Married couple and former American Ballet Theatre principals Irina Dvorovenko and Maxim Beloserkovsky share their advice for an essential partnering element: fish dives.
Handle with care: Holding the ballerina in the wrong place can cause her a lot of pain. "I learned that the hard way with Irina," Maxim Beloserkovsky laughs. "I suggest wrapping the right arm around her hips, feel the bones. As low as possible, because by lifting, the arm will slide up." Depending on choreography, the left arm can go either over or under the arabesque leg.
Don't splay: It's the partner's responsibility to stay as square as possible. "If I turn en face," Beloserkovsky explains, "she twists open; it's no longer arabesque, and it completely distorts the shape of the fish." Dvorovenko adds: "Then the ballerina is leaning on her side, and she can't hold the position."
It's not over till it's over: As you lift the ballerina back up, "put her on her leg in a perfect arabesque," says Beloserkovsky. Then, let go of her back leg first, keeping hold of her waist. "She needs that support. You're not done until she puts her other foot down."
Tip: "Before taking her into the fish, lift her up so she can be off the floor," says Beloserkovsky. Irina Dvorovenko chimes in: "Lift the heaviest part, not the leg!" Beloserkovsky agrees this is a common mistake. "The majority of her weight is in your right arm," he clarifies.
Let him lead: "In arabesque, when your partner lifts you up, don't dive down," says Dvorovenko. In fact, lean back on him as you pick up your supporting leg into a high passé. "He's molding you into the right position. Stay close, attached to him, so you can feel his cues."
Support yourself: "The ballerina needs to hold her back," says Beloserkovsky. "The moment she lets go, she is twice as heavy." Dvorovenko agrees: "If your body is forward, for him, it almost feels like he's only holding your ankles. Arch your shoulder blades!"
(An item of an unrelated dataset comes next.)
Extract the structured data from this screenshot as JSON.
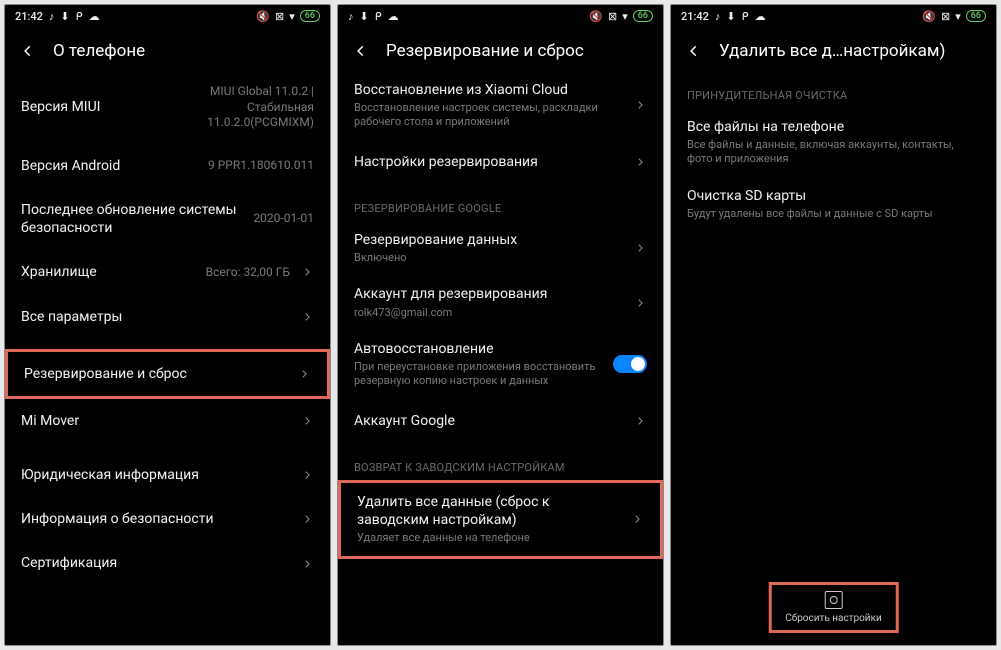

Tip: A simple exercise can help build strength in your back. Lying face down with your abdominals engaged, lift your chest off the floor as high as you can, arching the upper back. Try with arms in fifth position for an extra challenge. Keeping your head and eyes up "helps you to hold this position," says Dvorovenko.
Work together: "Bring her body as close to you as possible," says Beloserkovsky. "The bigger the distance, the harder it is for both of you." Dvorovenko stresses the importance of moving as a unit: "When he lifts up, so does she."